As a recap, the all-new 2014 Cherokee rides atop a modular Alfa Romeo-derived platform (we know it from the Dodge Dart) and will be offered in both front- and all-wheel drive models with a choice between a 2.4-liter four-cylinder (rated at 184 horsepower) and a new 3.2-liter Pentastar V6 (developing 271 horsepower) engine. A nine-speed automatic is standard and no less than three different all-wheel drive systems are available.
Of the four different models (Sport, Latitude, Limited, and Trailhawk), we like the rugged looks and capabilities offered by the Trailhawk the best. Overlook the red tow hooks and check out its more aggressive wheel/tire package, flared fenders, reduced breakover angle and lack of brightwork in our gallery of live images from the New York show. Skid plates and off-road capable tires round out the package. Read all the details in the official press release below.
Let's make this very plain - the city of Toledo, OH loves its Jeeps. It loves them so fervently that the very rumor of the Jeep Wrangler moving out of its traditional home prompted the city's mayor, D. Michael Collins, and Ohio Gov. John Kasich to hold a weekend conference call with Chrysler CEO Sergio Marchionne.
"The purpose of this call was for the mayor and governor to gain clarity on Mr. Marchionne's comments last week regarding the possibility of the next generation of Jeep Wrangler being built at a location other than the Toledo North Assembly Plant," a spokesman for the mayor's office told The Toledo Blade.

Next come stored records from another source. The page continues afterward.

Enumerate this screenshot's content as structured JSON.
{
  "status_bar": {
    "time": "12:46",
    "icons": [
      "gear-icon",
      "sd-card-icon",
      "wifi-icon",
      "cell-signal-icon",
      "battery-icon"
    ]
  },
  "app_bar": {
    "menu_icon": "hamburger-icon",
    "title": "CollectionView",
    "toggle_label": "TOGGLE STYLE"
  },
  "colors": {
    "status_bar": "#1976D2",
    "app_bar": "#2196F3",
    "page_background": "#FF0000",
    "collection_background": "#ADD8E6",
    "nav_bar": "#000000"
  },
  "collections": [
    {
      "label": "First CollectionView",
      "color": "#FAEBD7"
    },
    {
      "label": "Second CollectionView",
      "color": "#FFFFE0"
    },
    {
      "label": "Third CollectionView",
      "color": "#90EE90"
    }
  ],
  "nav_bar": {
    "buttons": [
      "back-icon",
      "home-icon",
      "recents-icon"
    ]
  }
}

While no further commitments were made by any party, Collins and Kasich's statement was quite unequivocal about keeping Toledo's unwillingness to let the Wrangler go, saying "the city and its partners will again rise to the occasion to ensure that the new Wrangler is made in Toledo." According to the newspaper, the next step is for face-to-face meetings between officials from Ohio and FCA.